Page and application data records:
-=-=-=-=-

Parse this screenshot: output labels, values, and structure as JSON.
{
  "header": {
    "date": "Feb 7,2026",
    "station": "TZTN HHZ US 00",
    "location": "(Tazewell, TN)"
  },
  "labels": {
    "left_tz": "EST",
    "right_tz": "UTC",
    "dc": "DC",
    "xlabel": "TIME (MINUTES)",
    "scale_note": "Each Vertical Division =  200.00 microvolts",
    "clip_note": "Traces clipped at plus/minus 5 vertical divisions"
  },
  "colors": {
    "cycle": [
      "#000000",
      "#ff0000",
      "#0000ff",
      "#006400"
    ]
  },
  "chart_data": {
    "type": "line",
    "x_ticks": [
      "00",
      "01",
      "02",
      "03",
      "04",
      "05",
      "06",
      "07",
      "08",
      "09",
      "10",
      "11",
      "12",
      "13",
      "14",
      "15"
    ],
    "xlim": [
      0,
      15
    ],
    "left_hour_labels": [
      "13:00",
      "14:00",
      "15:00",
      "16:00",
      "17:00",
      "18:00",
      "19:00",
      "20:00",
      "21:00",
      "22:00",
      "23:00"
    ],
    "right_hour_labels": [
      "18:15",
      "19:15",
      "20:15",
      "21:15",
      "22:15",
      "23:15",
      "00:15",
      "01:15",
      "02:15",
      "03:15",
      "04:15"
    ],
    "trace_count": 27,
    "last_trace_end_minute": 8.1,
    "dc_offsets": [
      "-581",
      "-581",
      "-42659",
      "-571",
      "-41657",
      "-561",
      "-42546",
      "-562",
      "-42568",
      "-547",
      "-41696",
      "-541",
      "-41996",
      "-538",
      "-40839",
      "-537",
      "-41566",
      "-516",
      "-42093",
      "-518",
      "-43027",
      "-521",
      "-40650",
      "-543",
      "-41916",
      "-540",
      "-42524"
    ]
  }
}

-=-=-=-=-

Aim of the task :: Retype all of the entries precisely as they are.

Exercise answer ::
Parse this screenshot: output labels, values, and structure as JSON.
{
  "header": {
    "date": "Feb 7,2026",
    "station": "TZTN HHZ US 00",
    "location": "(Tazewell, TN)"
  },
  "labels": {
    "left_tz": "EST",
    "right_tz": "UTC",
    "dc": "DC",
    "xlabel": "TIME (MINUTES)",
    "scale_note": "Each Vertical Division =  200.00 microvolts",
    "clip_note": "Traces clipped at plus/minus 5 vertical divisions"
  },
  "colors": {
    "cycle": [
      "#000000",
      "#ff0000",
      "#0000ff",
      "#006400"
    ]
  },
  "chart_data": {
    "type": "line",
    "x_ticks": [
      "00",
      "01",
      "02",
      "03",
      "04",
      "05",
      "06",
      "07",
      "08",
      "09",
      "10",
      "11",
      "12",
      "13",
      "14",
      "15"
    ],
    "xlim": [
      0,
      15
    ],
    "left_hour_labels": [
      "13:00",
      "14:00",
      "15:00",
      "16:00",
      "17:00",
      "18:00",
      "19:00",
      "20:00",
      "21:00",
      "22:00",
      "23:00"
    ],
    "right_hour_labels": [
      "18:15",
      "19:15",
      "20:15",
      "21:15",
      "22:15",
      "23:15",
      "00:15",
      "01:15",
      "02:15",
      "03:15",
      "04:15"
    ],
    "trace_count": 27,
    "last_trace_end_minute": 8.1,
    "dc_offsets": [
      "-581",
      "-581",
      "-42659",
      "-571",
      "-41657",
      "-561",
      "-42546",
      "-562",
      "-42568",
      "-547",
      "-41696",
      "-541",
      "-41996",
      "-538",
      "-40839",
      "-537",
      "-41566",
      "-516",
      "-42093",
      "-518",
      "-43027",
      "-521",
      "-40650",
      "-543",
      "-41916",
      "-540",
      "-42524"
    ]
  }
}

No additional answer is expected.